**What this task involves:** Set down every entry exactly as given. Pictures are to be left out.

----- Records supplied -----

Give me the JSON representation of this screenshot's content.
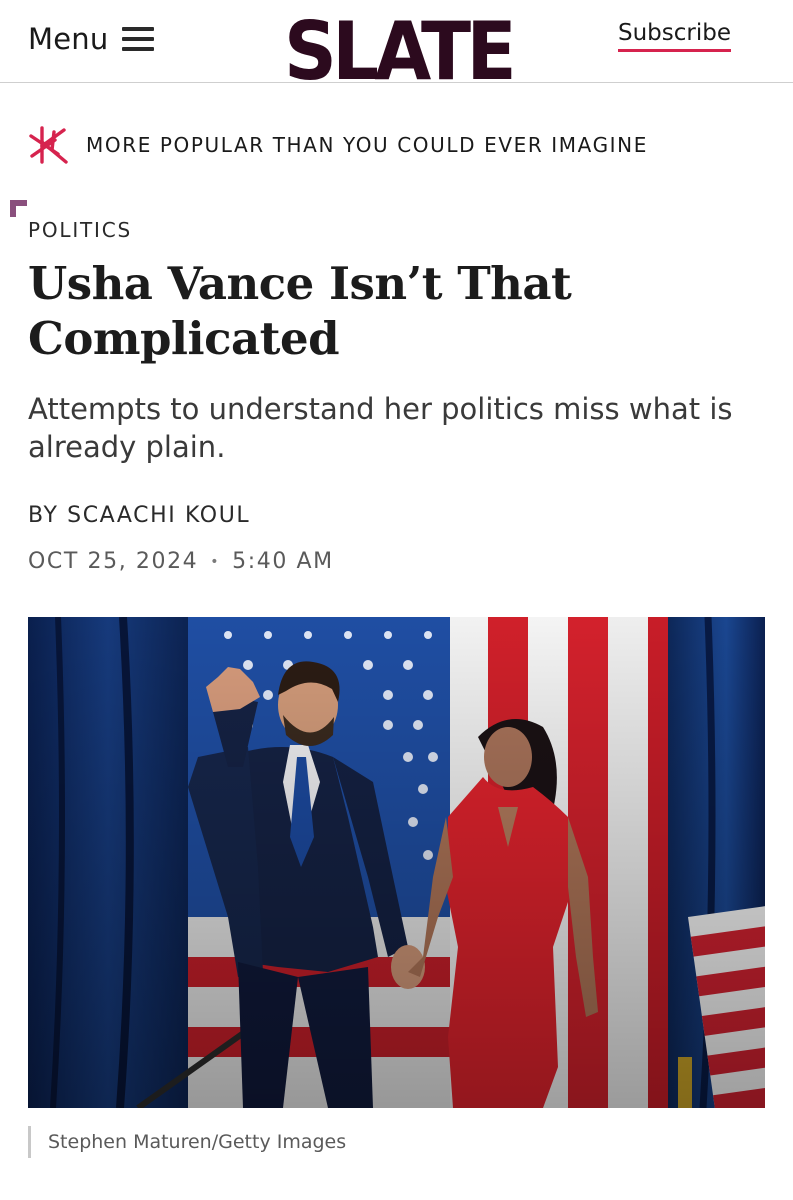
{
  "header": {
    "menu_label": "Menu",
    "brand": "SLATE",
    "subscribe_label": "Subscribe",
    "accent_color": "#d6234e",
    "brand_color": "#2c0a1e"
  },
  "kicker": {
    "text": "MORE POPULAR THAN YOU COULD EVER IMAGINE",
    "icon": "slate-star-icon",
    "icon_color": "#d6234e"
  },
  "article": {
    "section": "POLITICS",
    "headline": "Usha Vance Isn’t That Complicated",
    "dek": "Attempts to understand her politics miss what is already plain.",
    "byline_prefix": "BY",
    "author": "SCAACHI KOUL",
    "date": "OCT 25, 2024",
    "date_separator": "•",
    "time": "5:40 AM"
  },
  "photo": {
    "caption": "Stephen Maturen/Getty Images"
  }
}
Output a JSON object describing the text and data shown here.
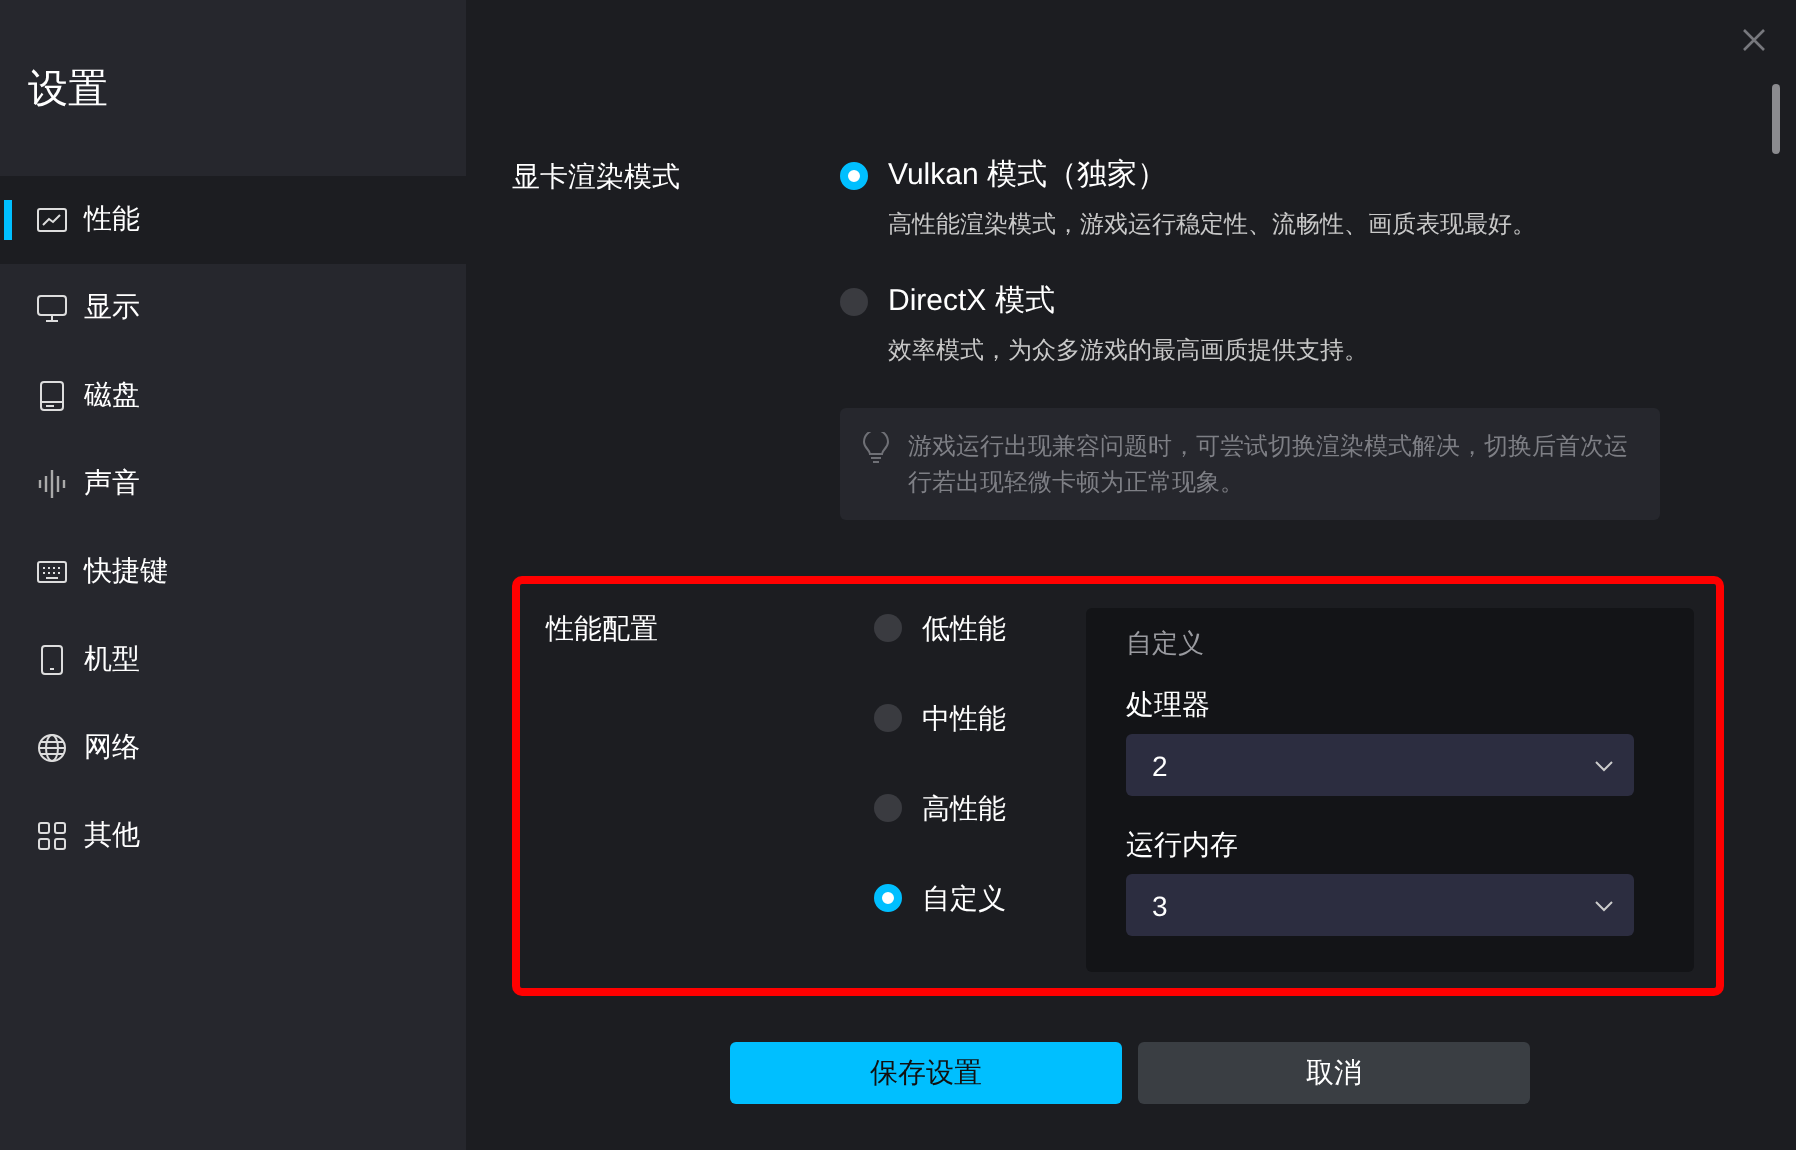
{
  "sidebar": {
    "title": "设置",
    "items": [
      {
        "label": "性能",
        "selected": true
      },
      {
        "label": "显示",
        "selected": false
      },
      {
        "label": "磁盘",
        "selected": false
      },
      {
        "label": "声音",
        "selected": false
      },
      {
        "label": "快捷键",
        "selected": false
      },
      {
        "label": "机型",
        "selected": false
      },
      {
        "label": "网络",
        "selected": false
      },
      {
        "label": "其他",
        "selected": false
      }
    ]
  },
  "render_mode": {
    "label": "显卡渲染模式",
    "options": [
      {
        "label": "Vulkan 模式（独家）",
        "description": "高性能渲染模式，游戏运行稳定性、流畅性、画质表现最好。",
        "selected": true
      },
      {
        "label": "DirectX 模式",
        "description": "效率模式，为众多游戏的最高画质提供支持。",
        "selected": false
      }
    ],
    "tip": "游戏运行出现兼容问题时，可尝试切换渲染模式解决，切换后首次运行若出现轻微卡顿为正常现象。"
  },
  "performance": {
    "label": "性能配置",
    "highlighted": true,
    "options": [
      {
        "label": "低性能",
        "selected": false
      },
      {
        "label": "中性能",
        "selected": false
      },
      {
        "label": "高性能",
        "selected": false
      },
      {
        "label": "自定义",
        "selected": true
      }
    ],
    "custom_panel": {
      "title": "自定义",
      "fields": [
        {
          "label": "处理器",
          "value": "2"
        },
        {
          "label": "运行内存",
          "value": "3"
        }
      ]
    }
  },
  "buttons": [
    {
      "label": "保存设置",
      "kind": "primary"
    },
    {
      "label": "取消",
      "kind": "secondary"
    }
  ]
}
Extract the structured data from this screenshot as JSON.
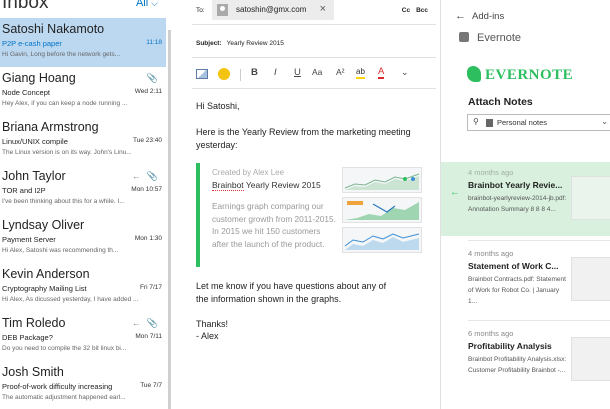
{
  "inbox": {
    "title": "Inbox",
    "filter": "All",
    "messages": [
      {
        "sender": "Satoshi Nakamoto",
        "subject": "P2P e-cash paper",
        "time": "11:18",
        "preview": "Hi Gavin,  Long before the network gets...",
        "attach": false,
        "reply": false
      },
      {
        "sender": "Giang Hoang",
        "subject": "Node Concept",
        "time": "Wed 2:11",
        "preview": "Hey Alex, if you can keep a node running ...",
        "attach": true,
        "reply": false
      },
      {
        "sender": "Briana Armstrong",
        "subject": "Linux/UNIX compile",
        "time": "Tue 23:40",
        "preview": "The Linux version is on its way. John's Linu...",
        "attach": false,
        "reply": false
      },
      {
        "sender": "John Taylor",
        "subject": "TOR and I2P",
        "time": "Mon 10:57",
        "preview": "I've been thinking about this for a while. I...",
        "attach": true,
        "reply": true
      },
      {
        "sender": "Lyndsay Oliver",
        "subject": "Payment Server",
        "time": "Mon 1:30",
        "preview": "Hi Alex, Satoshi was recommending th...",
        "attach": false,
        "reply": false
      },
      {
        "sender": "Kevin Anderson",
        "subject": "Cryptography Mailing List",
        "time": "Fri 7/17",
        "preview": "Hi Alex, As dicussed yesterday, I have added ...",
        "attach": false,
        "reply": false
      },
      {
        "sender": "Tim Roledo",
        "subject": "DEB Package?",
        "time": "Mon 7/11",
        "preview": "Do you need to compile the 32 bit linux bi...",
        "attach": true,
        "reply": true
      },
      {
        "sender": "Josh Smith",
        "subject": "Proof-of-work difficulty increasing",
        "time": "Tue 7/7",
        "preview": "The automatic adjustment happened earl...",
        "attach": false,
        "reply": false
      }
    ]
  },
  "compose": {
    "to_label": "To:",
    "to_email": "satoshin@gmx.com",
    "cc": "Cc",
    "bcc": "Bcc",
    "subject_label": "Subject:",
    "subject_value": "Yearly Review 2015",
    "greeting": "Hi Satoshi,",
    "intro_line1": "Here is the Yearly Review from the marketing meeting",
    "intro_line2": "yesterday:",
    "card": {
      "author": "Created by Alex Lee",
      "title_word1": "Brainbot",
      "title_rest": " Yearly Review 2015",
      "desc": "Earnings graph comparing our customer growth from 2011-2015. In 2015 we hit 150 customers after the launch of the product."
    },
    "outro_line1": "Let me know if you have questions about any of",
    "outro_line2": "the information shown in the graphs.",
    "signoff1": "Thanks!",
    "signoff2": "- Alex"
  },
  "toolbar": {
    "bold": "B",
    "italic": "I",
    "underline": "U",
    "font_size": "Aa",
    "superscript": "A²",
    "highlight": "ab",
    "font_color": "A",
    "more": "⌄"
  },
  "evernote": {
    "back": "Add-ins",
    "addin_name": "Evernote",
    "logo_text": "EVERNOTE",
    "attach_title": "Attach Notes",
    "notebook": "Personal notes",
    "notes": [
      {
        "age": "4 months ago",
        "title": "Brainbot Yearly Revie...",
        "snippet": "brainbot-yearlyreview-2014-jb.pdf: Annotation Summary 8 8 8 4..."
      },
      {
        "age": "4 months ago",
        "title": "Statement of Work C...",
        "snippet": "Brainbot Contracts.pdf: Statement of Work for Robot Co. | January 1..."
      },
      {
        "age": "6 months ago",
        "title": "Profitability Analysis",
        "snippet": "Brainbot Profitability Analysis.xlsx: Customer Profitability Brainbot -..."
      }
    ]
  }
}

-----

**Answer area:**
Give me the JSON representation of this screenshot's content.
{
  "header": {
    "menu_label": "Menu",
    "brand": "SLATE",
    "subscribe_label": "Subscribe",
    "accent_color": "#d6234e",
    "brand_color": "#2c0a1e"
  },
  "kicker": {
    "text": "MORE POPULAR THAN YOU COULD EVER IMAGINE",
    "icon": "slate-star-icon",
    "icon_color": "#d6234e"
  },
  "article": {
    "section": "POLITICS",
    "headline": "Usha Vance Isn’t That Complicated",
    "dek": "Attempts to understand her politics miss what is already plain.",
    "byline_prefix": "BY",
    "author": "SCAACHI KOUL",
    "date": "OCT 25, 2024",
    "date_separator": "•",
    "time": "5:40 AM"
  },
  "photo": {
    "caption": "Stephen Maturen/Getty Images"
  }
}
Output a JSON object describing the text and data shown here.
{
  "sidebar": {
    "title": "设置",
    "items": [
      {
        "label": "性能",
        "selected": true
      },
      {
        "label": "显示",
        "selected": false
      },
      {
        "label": "磁盘",
        "selected": false
      },
      {
        "label": "声音",
        "selected": false
      },
      {
        "label": "快捷键",
        "selected": false
      },
      {
        "label": "机型",
        "selected": false
      },
      {
        "label": "网络",
        "selected": false
      },
      {
        "label": "其他",
        "selected": false
      }
    ]
  },
  "render_mode": {
    "label": "显卡渲染模式",
    "options": [
      {
        "label": "Vulkan 模式（独家）",
        "description": "高性能渲染模式，游戏运行稳定性、流畅性、画质表现最好。",
        "selected": true
      },
      {
        "label": "DirectX 模式",
        "description": "效率模式，为众多游戏的最高画质提供支持。",
        "selected": false
      }
    ],
    "tip": "游戏运行出现兼容问题时，可尝试切换渲染模式解决，切换后首次运行若出现轻微卡顿为正常现象。"
  },
  "performance": {
    "label": "性能配置",
    "highlighted": true,
    "options": [
      {
        "label": "低性能",
        "selected": false
      },
      {
        "label": "中性能",
        "selected": false
      },
      {
        "label": "高性能",
        "selected": false
      },
      {
        "label": "自定义",
        "selected": true
      }
    ],
    "custom_panel": {
      "title": "自定义",
      "fields": [
        {
          "label": "处理器",
          "value": "2"
        },
        {
          "label": "运行内存",
          "value": "3"
        }
      ]
    }
  },
  "buttons": [
    {
      "label": "保存设置",
      "kind": "primary"
    },
    {
      "label": "取消",
      "kind": "secondary"
    }
  ]
}
Extract the structured data from this screenshot as JSON.
{
  "inbox": {
    "title": "Inbox",
    "filter": "All",
    "messages": [
      {
        "sender": "Satoshi Nakamoto",
        "subject": "P2P e-cash paper",
        "time": "11:18",
        "preview": "Hi Gavin,  Long before the network gets...",
        "attach": false,
        "reply": false
      },
      {
        "sender": "Giang Hoang",
        "subject": "Node Concept",
        "time": "Wed 2:11",
        "preview": "Hey Alex, if you can keep a node running ...",
        "attach": true,
        "reply": false
      },
      {
        "sender": "Briana Armstrong",
        "subject": "Linux/UNIX compile",
        "time": "Tue 23:40",
        "preview": "The Linux version is on its way. John's Linu...",
        "attach": false,
        "reply": false
      },
      {
        "sender": "John Taylor",
        "subject": "TOR and I2P",
        "time": "Mon 10:57",
        "preview": "I've been thinking about this for a while. I...",
        "attach": true,
        "reply": true
      },
      {
        "sender": "Lyndsay Oliver",
        "subject": "Payment Server",
        "time": "Mon 1:30",
        "preview": "Hi Alex, Satoshi was recommending th...",
        "attach": false,
        "reply": false
      },
      {
        "sender": "Kevin Anderson",
        "subject": "Cryptography Mailing List",
        "time": "Fri 7/17",
        "preview": "Hi Alex, As dicussed yesterday, I have added ...",
        "attach": false,
        "reply": false
      },
      {
        "sender": "Tim Roledo",
        "subject": "DEB Package?",
        "time": "Mon 7/11",
        "preview": "Do you need to compile the 32 bit linux bi...",
        "attach": true,
        "reply": true
      },
      {
        "sender": "Josh Smith",
        "subject": "Proof-of-work difficulty increasing",
        "time": "Tue 7/7",
        "preview": "The automatic adjustment happened earl...",
        "attach": false,
        "reply": false
      }
    ]
  },
  "compose": {
    "to_label": "To:",
    "to_email": "satoshin@gmx.com",
    "cc": "Cc",
    "bcc": "Bcc",
    "subject_label": "Subject:",
    "subject_value": "Yearly Review 2015",
    "greeting": "Hi Satoshi,",
    "intro_line1": "Here is the Yearly Review from the marketing meeting",
    "intro_line2": "yesterday:",
    "card": {
      "author": "Created by Alex Lee",
      "title_word1": "Brainbot",
      "title_rest": " Yearly Review 2015",
      "desc": "Earnings graph comparing our customer growth from 2011-2015. In 2015 we hit 150 customers after the launch of the product."
    },
    "outro_line1": "Let me know if you have questions about any of",
    "outro_line2": "the information shown in the graphs.",
    "signoff1": "Thanks!",
    "signoff2": "- Alex"
  },
  "toolbar": {
    "bold": "B",
    "italic": "I",
    "underline": "U",
    "font_size": "Aa",
    "superscript": "A²",
    "highlight": "ab",
    "font_color": "A",
    "more": "⌄"
  },
  "evernote": {
    "back": "Add-ins",
    "addin_name": "Evernote",
    "logo_text": "EVERNOTE",
    "attach_title": "Attach Notes",
    "notebook": "Personal notes",
    "notes": [
      {
        "age": "4 months ago",
        "title": "Brainbot Yearly Revie...",
        "snippet": "brainbot-yearlyreview-2014-jb.pdf: Annotation Summary 8 8 8 4..."
      },
      {
        "age": "4 months ago",
        "title": "Statement of Work C...",
        "snippet": "Brainbot Contracts.pdf: Statement of Work for Robot Co. | January 1..."
      },
      {
        "age": "6 months ago",
        "title": "Profitability Analysis",
        "snippet": "Brainbot Profitability Analysis.xlsx: Customer Profitability Brainbot -..."
      }
    ]
  }
}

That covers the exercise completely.